Ca2+ channel dynamics explain the nonlinear neuroplasticity induction by cathodal transcranial direct current stimulation over the primary motor cortex.
Transcranial direct current stimulation (tDCS) induces polarity-dependent neuroplasticity: with conventional protocols, anodal tDCS results in excitability enhancement while cathodal stimulation reduces excitability. However, partially non-linear responses are observed with increased stimulation intensity and/or duration. Cathodal tDCS with 2 mA for 20 min reverses the excitability-diminishing plasticity induced by stimulation with 1 mA into excitation, while cathodal tDCS with 3 mA again results in excitability diminution. Since tDCS generates NMDA receptor-dependent neuroplasticity, such non-linearity could be explained by different levels of calcium concentration changes, which have been demonstrated in animal models to control for the directionality of plasticity. In this study, we tested the calcium dependency of non-linear cortical plasticity induced by cathodal tDCS in human subjects in a placebo controlled, double-blind and randomized design. The calcium channel blocker flunarizine was applied in low (2.5 mg), medium (5 mg) or high (10 mg) dosages before 20 min cathodal motor cortex tDCS with 3 mA in 12 young healthy subjects. After-effects of stimulation were monitored with TMS-induced motor evoked potentials (MEPs) until 2 h after stimulation. The results show that motor cortical excitability-diminishing after-effects of stimulation were unchanged, diminished, or converted to excitability enhancement with low, medium and high dosages of flunarizine. These results suggest a calcium-dependency of the directionality of tDCS-induced neuroplasticity, which may have relevant implications for future basic and clinical research.

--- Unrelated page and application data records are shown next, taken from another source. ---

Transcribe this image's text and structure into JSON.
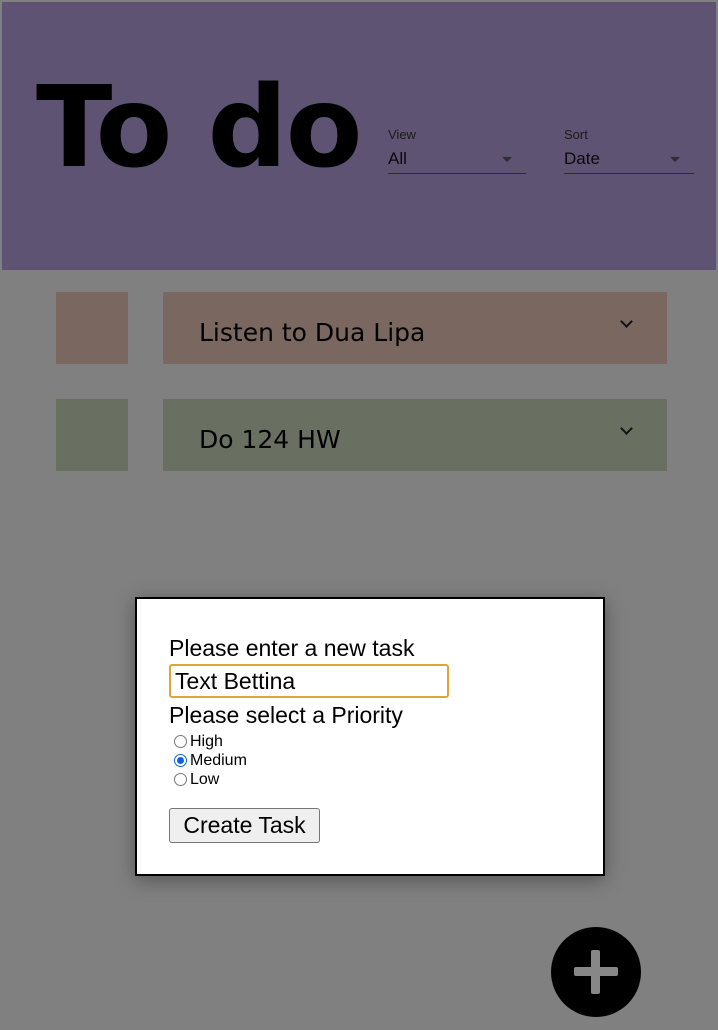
{
  "header": {
    "title": "To do",
    "view": {
      "label": "View",
      "value": "All"
    },
    "sort": {
      "label": "Sort",
      "value": "Date"
    }
  },
  "tasks": [
    {
      "text": "Listen to Dua Lipa",
      "priority_color": "#e7c2b4",
      "card_color": "#e7c2b4"
    },
    {
      "text": "Do 124 HW",
      "priority_color": "#c8d4b7",
      "card_color": "#c8d4b7"
    }
  ],
  "modal": {
    "task_label": "Please enter a new task",
    "task_value": "Text Bettina",
    "priority_label": "Please select a Priority",
    "priorities": [
      {
        "label": "High",
        "checked": false
      },
      {
        "label": "Medium",
        "checked": true
      },
      {
        "label": "Low",
        "checked": false
      }
    ],
    "create_label": "Create Task"
  },
  "colors": {
    "header_bg": "#b39ddb",
    "page_bg": "#f1f1f1",
    "input_focus": "#e0a43a",
    "radio_accent": "#0a64e0"
  },
  "icons": {
    "fab": "plus-icon",
    "task_expand": "chevron-down-icon",
    "select_dropdown": "caret-down-icon"
  }
}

PMID: 32768154 [PubMed – as supplied by publisher]
Eur Neuropsychopharmacol. 2020 Aug 04;:
Authors: Mosayebi-Samani M, Melo L, Agboada D, Nitsche MA, Kuo MF